** Opening Task data block **

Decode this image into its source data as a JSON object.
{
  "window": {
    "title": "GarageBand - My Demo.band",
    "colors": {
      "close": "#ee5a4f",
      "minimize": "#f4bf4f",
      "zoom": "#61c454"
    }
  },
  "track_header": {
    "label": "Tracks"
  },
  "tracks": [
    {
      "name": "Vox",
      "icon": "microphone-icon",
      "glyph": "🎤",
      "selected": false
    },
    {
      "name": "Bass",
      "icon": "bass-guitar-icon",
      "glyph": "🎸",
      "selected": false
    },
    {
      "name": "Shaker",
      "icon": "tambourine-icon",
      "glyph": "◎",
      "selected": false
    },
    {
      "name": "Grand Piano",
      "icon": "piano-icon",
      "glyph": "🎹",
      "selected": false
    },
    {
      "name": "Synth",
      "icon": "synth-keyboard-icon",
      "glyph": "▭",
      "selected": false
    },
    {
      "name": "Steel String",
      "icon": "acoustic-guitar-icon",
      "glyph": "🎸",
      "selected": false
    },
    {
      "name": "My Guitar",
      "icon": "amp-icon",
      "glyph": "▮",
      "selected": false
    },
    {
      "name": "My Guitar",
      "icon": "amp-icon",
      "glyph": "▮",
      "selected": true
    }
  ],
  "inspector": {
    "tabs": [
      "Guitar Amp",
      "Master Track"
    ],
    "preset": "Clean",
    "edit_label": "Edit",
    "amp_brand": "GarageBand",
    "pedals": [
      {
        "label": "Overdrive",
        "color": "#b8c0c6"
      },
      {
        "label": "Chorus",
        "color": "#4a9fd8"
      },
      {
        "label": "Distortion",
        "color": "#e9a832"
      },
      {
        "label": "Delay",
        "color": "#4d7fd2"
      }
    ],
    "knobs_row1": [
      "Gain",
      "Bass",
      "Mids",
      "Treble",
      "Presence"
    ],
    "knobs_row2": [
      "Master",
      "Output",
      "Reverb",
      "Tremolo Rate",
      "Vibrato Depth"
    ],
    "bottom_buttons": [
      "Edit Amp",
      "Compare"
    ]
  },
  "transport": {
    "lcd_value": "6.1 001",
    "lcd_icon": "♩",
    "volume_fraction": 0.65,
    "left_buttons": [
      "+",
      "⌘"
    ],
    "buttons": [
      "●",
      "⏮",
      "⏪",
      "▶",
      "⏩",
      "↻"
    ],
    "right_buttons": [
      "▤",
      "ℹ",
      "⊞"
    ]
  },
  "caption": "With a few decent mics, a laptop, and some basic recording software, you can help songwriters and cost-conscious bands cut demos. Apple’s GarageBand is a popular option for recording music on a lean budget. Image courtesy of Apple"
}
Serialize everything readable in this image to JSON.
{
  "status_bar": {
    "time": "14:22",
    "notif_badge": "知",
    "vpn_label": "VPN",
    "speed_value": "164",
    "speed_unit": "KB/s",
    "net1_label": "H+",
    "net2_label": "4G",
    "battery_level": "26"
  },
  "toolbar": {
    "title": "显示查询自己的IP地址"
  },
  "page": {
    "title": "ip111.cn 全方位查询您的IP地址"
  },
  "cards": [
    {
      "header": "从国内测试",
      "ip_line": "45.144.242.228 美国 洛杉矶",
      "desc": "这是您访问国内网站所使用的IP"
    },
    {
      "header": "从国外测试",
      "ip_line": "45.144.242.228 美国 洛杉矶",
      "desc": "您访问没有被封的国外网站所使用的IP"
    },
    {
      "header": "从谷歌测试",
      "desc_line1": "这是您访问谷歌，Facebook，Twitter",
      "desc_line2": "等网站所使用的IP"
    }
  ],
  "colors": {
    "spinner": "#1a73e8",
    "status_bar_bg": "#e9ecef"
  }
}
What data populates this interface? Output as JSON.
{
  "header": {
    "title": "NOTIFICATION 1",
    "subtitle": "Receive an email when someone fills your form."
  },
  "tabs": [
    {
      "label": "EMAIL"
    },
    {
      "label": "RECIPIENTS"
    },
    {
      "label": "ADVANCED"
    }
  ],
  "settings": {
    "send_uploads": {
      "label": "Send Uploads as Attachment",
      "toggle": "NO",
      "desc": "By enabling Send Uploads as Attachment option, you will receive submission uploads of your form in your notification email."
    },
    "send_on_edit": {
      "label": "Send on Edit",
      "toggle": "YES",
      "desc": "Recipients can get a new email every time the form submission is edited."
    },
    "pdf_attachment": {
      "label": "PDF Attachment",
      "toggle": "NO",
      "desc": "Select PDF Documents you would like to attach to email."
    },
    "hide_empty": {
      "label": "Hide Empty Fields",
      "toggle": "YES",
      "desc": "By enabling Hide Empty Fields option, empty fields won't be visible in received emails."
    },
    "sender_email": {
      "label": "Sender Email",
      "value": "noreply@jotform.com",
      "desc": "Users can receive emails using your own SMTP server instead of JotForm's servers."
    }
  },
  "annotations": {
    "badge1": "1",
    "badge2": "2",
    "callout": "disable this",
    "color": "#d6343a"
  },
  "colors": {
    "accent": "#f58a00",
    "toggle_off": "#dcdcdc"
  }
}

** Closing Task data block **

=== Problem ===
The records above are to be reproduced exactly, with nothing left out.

=== Solution for this task ===
Decode this image into its source data as a JSON object.
{
  "window": {
    "title": "GarageBand - My Demo.band",
    "colors": {
      "close": "#ee5a4f",
      "minimize": "#f4bf4f",
      "zoom": "#61c454"
    }
  },
  "track_header": {
    "label": "Tracks"
  },
  "tracks": [
    {
      "name": "Vox",
      "icon": "microphone-icon",
      "glyph": "🎤",
      "selected": false
    },
    {
      "name": "Bass",
      "icon": "bass-guitar-icon",
      "glyph": "🎸",
      "selected": false
    },
    {
      "name": "Shaker",
      "icon": "tambourine-icon",
      "glyph": "◎",
      "selected": false
    },
    {
      "name": "Grand Piano",
      "icon": "piano-icon",
      "glyph": "🎹",
      "selected": false
    },
    {
      "name": "Synth",
      "icon": "synth-keyboard-icon",
      "glyph": "▭",
      "selected": false
    },
    {
      "name": "Steel String",
      "icon": "acoustic-guitar-icon",
      "glyph": "🎸",
      "selected": false
    },
    {
      "name": "My Guitar",
      "icon": "amp-icon",
      "glyph": "▮",
      "selected": false
    },
    {
      "name": "My Guitar",
      "icon": "amp-icon",
      "glyph": "▮",
      "selected": true
    }
  ],
  "inspector": {
    "tabs": [
      "Guitar Amp",
      "Master Track"
    ],
    "preset": "Clean",
    "edit_label": "Edit",
    "amp_brand": "GarageBand",
    "pedals": [
      {
        "label": "Overdrive",
        "color": "#b8c0c6"
      },
      {
        "label": "Chorus",
        "color": "#4a9fd8"
      },
      {
        "label": "Distortion",
        "color": "#e9a832"
      },
      {
        "label": "Delay",
        "color": "#4d7fd2"
      }
    ],
    "knobs_row1": [
      "Gain",
      "Bass",
      "Mids",
      "Treble",
      "Presence"
    ],
    "knobs_row2": [
      "Master",
      "Output",
      "Reverb",
      "Tremolo Rate",
      "Vibrato Depth"
    ],
    "bottom_buttons": [
      "Edit Amp",
      "Compare"
    ]
  },
  "transport": {
    "lcd_value": "6.1 001",
    "lcd_icon": "♩",
    "volume_fraction": 0.65,
    "left_buttons": [
      "+",
      "⌘"
    ],
    "buttons": [
      "●",
      "⏮",
      "⏪",
      "▶",
      "⏩",
      "↻"
    ],
    "right_buttons": [
      "▤",
      "ℹ",
      "⊞"
    ]
  },
  "caption": "With a few decent mics, a laptop, and some basic recording software, you can help songwriters and cost-conscious bands cut demos. Apple’s GarageBand is a popular option for recording music on a lean budget. Image courtesy of Apple"
}
Serialize everything readable in this image to JSON.
{
  "status_bar": {
    "time": "14:22",
    "notif_badge": "知",
    "vpn_label": "VPN",
    "speed_value": "164",
    "speed_unit": "KB/s",
    "net1_label": "H+",
    "net2_label": "4G",
    "battery_level": "26"
  },
  "toolbar": {
    "title": "显示查询自己的IP地址"
  },
  "page": {
    "title": "ip111.cn 全方位查询您的IP地址"
  },
  "cards": [
    {
      "header": "从国内测试",
      "ip_line": "45.144.242.228 美国 洛杉矶",
      "desc": "这是您访问国内网站所使用的IP"
    },
    {
      "header": "从国外测试",
      "ip_line": "45.144.242.228 美国 洛杉矶",
      "desc": "您访问没有被封的国外网站所使用的IP"
    },
    {
      "header": "从谷歌测试",
      "desc_line1": "这是您访问谷歌，Facebook，Twitter",
      "desc_line2": "等网站所使用的IP"
    }
  ],
  "colors": {
    "spinner": "#1a73e8",
    "status_bar_bg": "#e9ecef"
  }
}
What data populates this interface? Output as JSON.
{
  "header": {
    "title": "NOTIFICATION 1",
    "subtitle": "Receive an email when someone fills your form."
  },
  "tabs": [
    {
      "label": "EMAIL"
    },
    {
      "label": "RECIPIENTS"
    },
    {
      "label": "ADVANCED"
    }
  ],
  "settings": {
    "send_uploads": {
      "label": "Send Uploads as Attachment",
      "toggle": "NO",
      "desc": "By enabling Send Uploads as Attachment option, you will receive submission uploads of your form in your notification email."
    },
    "send_on_edit": {
      "label": "Send on Edit",
      "toggle": "YES",
      "desc": "Recipients can get a new email every time the form submission is edited."
    },
    "pdf_attachment": {
      "label": "PDF Attachment",
      "toggle": "NO",
      "desc": "Select PDF Documents you would like to attach to email."
    },
    "hide_empty": {
      "label": "Hide Empty Fields",
      "toggle": "YES",
      "desc": "By enabling Hide Empty Fields option, empty fields won't be visible in received emails."
    },
    "sender_email": {
      "label": "Sender Email",
      "value": "noreply@jotform.com",
      "desc": "Users can receive emails using your own SMTP server instead of JotForm's servers."
    }
  },
  "annotations": {
    "badge1": "1",
    "badge2": "2",
    "callout": "disable this",
    "color": "#d6343a"
  },
  "colors": {
    "accent": "#f58a00",
    "toggle_off": "#dcdcdc"
  }
}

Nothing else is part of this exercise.